Stanislaw Lisiak, 62, admitted to stalking the local vascular surgeon by delivering packages to his office containing dead animals, feces and threatening notes, police said.

Lisiak was arrested Tuesday on three counts of suspicion of stalking, a day after police released a photograph of him taken by a video surveillance camera outside the doctor's office.

When officers arrested him, they found a dead bird in his car, police said, adding that Lisiak had planned to deliver a fifth package Friday.

Lisiak told detectives his dead fiancee told him in a dream that the doctor had placed a curse on her and he needed to deliver five packages of dead animals to his office to lift the spell.

Lt. Ron Holladay said Lisiak told detectives the doctor had treated his fiancee for an ulcer in San Francisco in the late 1990s. He claimed the woman died of a hemorrhage because the doctor refused to further treat the indigent woman.

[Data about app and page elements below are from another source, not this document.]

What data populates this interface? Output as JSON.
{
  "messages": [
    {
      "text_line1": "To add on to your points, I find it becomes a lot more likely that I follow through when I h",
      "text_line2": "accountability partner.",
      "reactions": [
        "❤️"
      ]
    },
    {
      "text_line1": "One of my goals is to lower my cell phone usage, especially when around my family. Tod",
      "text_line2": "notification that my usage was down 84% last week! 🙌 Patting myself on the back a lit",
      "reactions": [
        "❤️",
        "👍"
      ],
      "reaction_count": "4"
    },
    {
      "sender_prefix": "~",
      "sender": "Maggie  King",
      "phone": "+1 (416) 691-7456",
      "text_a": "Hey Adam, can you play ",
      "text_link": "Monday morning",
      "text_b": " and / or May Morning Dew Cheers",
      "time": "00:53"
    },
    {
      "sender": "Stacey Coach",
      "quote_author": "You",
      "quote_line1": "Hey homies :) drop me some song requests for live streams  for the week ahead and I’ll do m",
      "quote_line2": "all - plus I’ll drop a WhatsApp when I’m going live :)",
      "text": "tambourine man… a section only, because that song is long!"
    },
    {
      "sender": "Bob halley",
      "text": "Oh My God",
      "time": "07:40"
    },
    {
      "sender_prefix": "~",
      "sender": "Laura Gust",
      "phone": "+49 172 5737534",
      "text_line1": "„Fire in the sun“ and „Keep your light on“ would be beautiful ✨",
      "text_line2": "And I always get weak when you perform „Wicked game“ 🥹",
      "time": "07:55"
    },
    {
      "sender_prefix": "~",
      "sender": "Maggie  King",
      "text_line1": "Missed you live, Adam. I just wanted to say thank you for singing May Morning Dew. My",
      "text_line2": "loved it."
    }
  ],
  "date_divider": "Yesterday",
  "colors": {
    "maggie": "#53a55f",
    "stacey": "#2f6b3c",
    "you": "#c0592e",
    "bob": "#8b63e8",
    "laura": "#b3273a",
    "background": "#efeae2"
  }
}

"We've disproved that because the doctor never even practiced there," Holladay told the Reno Gazette-Journal.

Lisiak was convicted last year of two counts of stalking a Reno man, his wife and two children, with whom he was acquainted.

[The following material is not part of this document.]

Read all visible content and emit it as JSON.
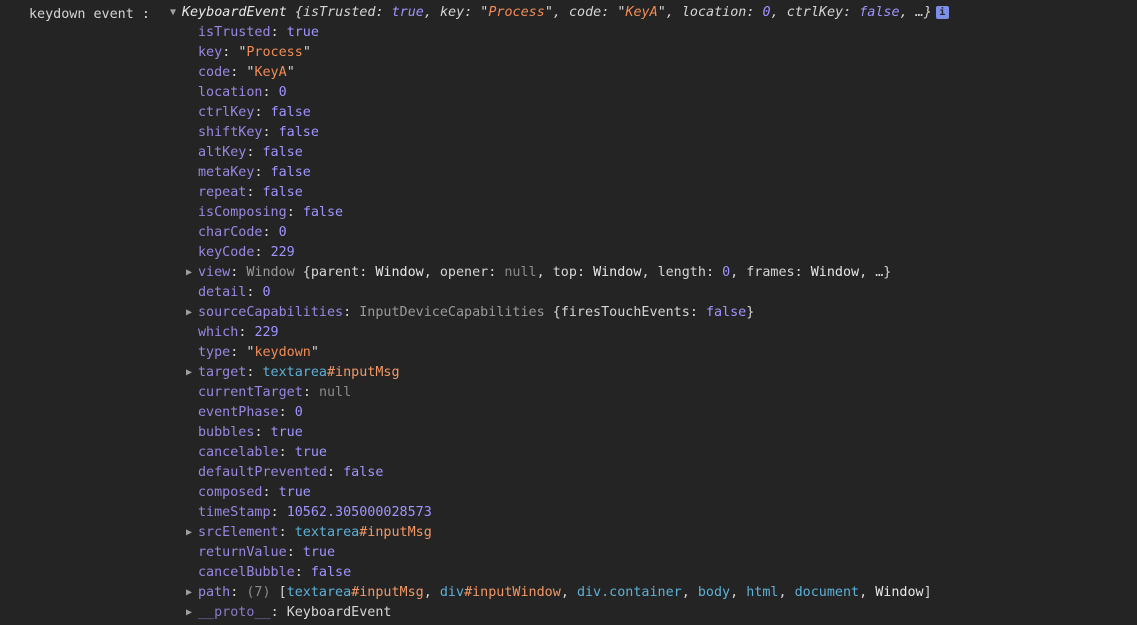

During his sentencing, the father said Lisiak began stalking the family with hang-up phone calls that escalated to heavy breathing and later, to "awful screams and animal imitations."

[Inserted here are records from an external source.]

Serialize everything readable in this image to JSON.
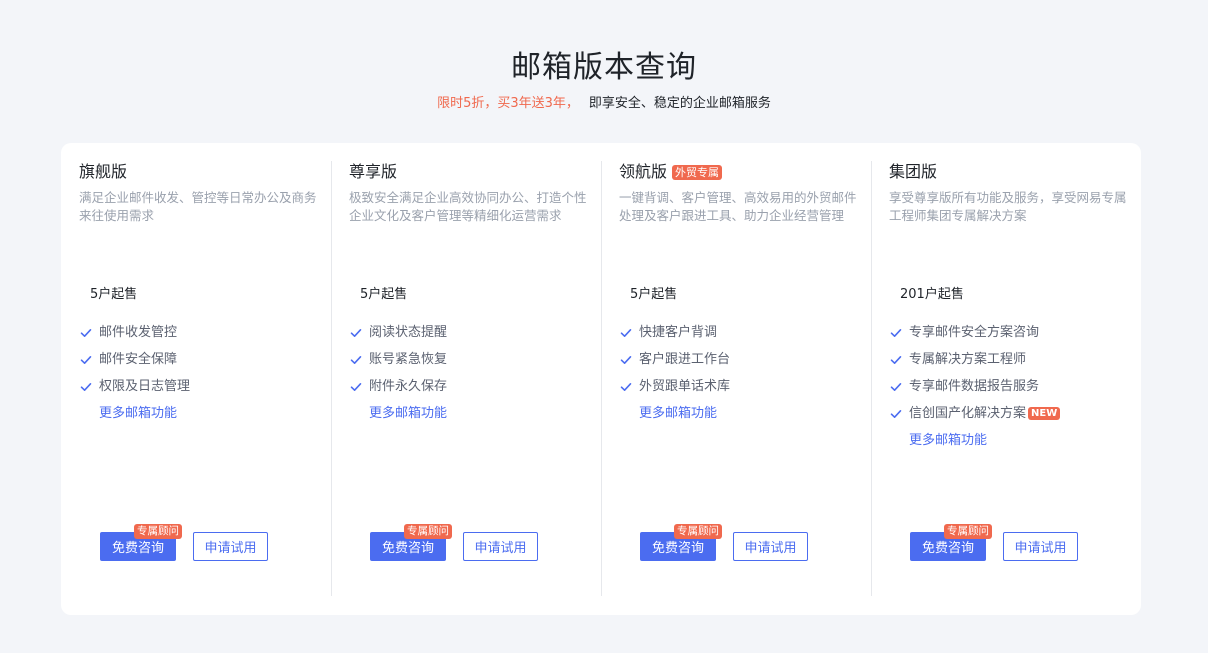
{
  "header": {
    "title": "邮箱版本查询",
    "promo": "限时5折，买3年送3年，",
    "desc": "即享安全、稳定的企业邮箱服务"
  },
  "colors": {
    "accent": "#4b6cf0",
    "promo": "#f0694e",
    "background": "#f3f5f9"
  },
  "icons": {
    "feature": "check-icon"
  },
  "plans": [
    {
      "name": "旗舰版",
      "tag": "",
      "desc": "满足企业邮件收发、管控等日常办公及商务来往使用需求",
      "min_users": "5户起售",
      "features": [
        "邮件收发管控",
        "邮件安全保障",
        "权限及日志管理"
      ],
      "more": "更多邮箱功能",
      "consult_label": "免费咨询",
      "consult_badge": "专属顾问",
      "trial_label": "申请试用"
    },
    {
      "name": "尊享版",
      "tag": "",
      "desc": "极致安全满足企业高效协同办公、打造个性企业文化及客户管理等精细化运营需求",
      "min_users": "5户起售",
      "features": [
        "阅读状态提醒",
        "账号紧急恢复",
        "附件永久保存"
      ],
      "more": "更多邮箱功能",
      "consult_label": "免费咨询",
      "consult_badge": "专属顾问",
      "trial_label": "申请试用"
    },
    {
      "name": "领航版",
      "tag": "外贸专属",
      "desc": "一键背调、客户管理、高效易用的外贸邮件处理及客户跟进工具、助力企业经营管理",
      "min_users": "5户起售",
      "features": [
        "快捷客户背调",
        "客户跟进工作台",
        "外贸跟单话术库"
      ],
      "more": "更多邮箱功能",
      "consult_label": "免费咨询",
      "consult_badge": "专属顾问",
      "trial_label": "申请试用"
    },
    {
      "name": "集团版",
      "tag": "",
      "desc": "享受尊享版所有功能及服务，享受网易专属工程师集团专属解决方案",
      "min_users": "201户起售",
      "features": [
        "专享邮件安全方案咨询",
        "专属解决方案工程师",
        "专享邮件数据报告服务",
        "信创国产化解决方案"
      ],
      "feature_badge": "NEW",
      "more": "更多邮箱功能",
      "consult_label": "免费咨询",
      "consult_badge": "专属顾问",
      "trial_label": "申请试用"
    }
  ]
}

The family was granted a protection order, which Lisiak violated, according to court records. He was placed on house arrest in July 2002 for the violation.

Once, Lisiak visited the school of the man's daughter and asked the principal details about the girl, the father said.

"Stanley was becoming our family's personal terrorist," the man said in his statement to the court. "We felt we were being hunted."

Lisiak denied stalking the family and said he was falsely accused, according to court records. He told the judge he pleaded guilty to "get rid of the case."

He was sentenced to time served and placed on a maximum three years probation, according to court records. Under terms of his probation, he was ordered to complete mental health counseling and take prescribed drugs.

Lisiak said the medications made him ill and didn't like to take them, court records show.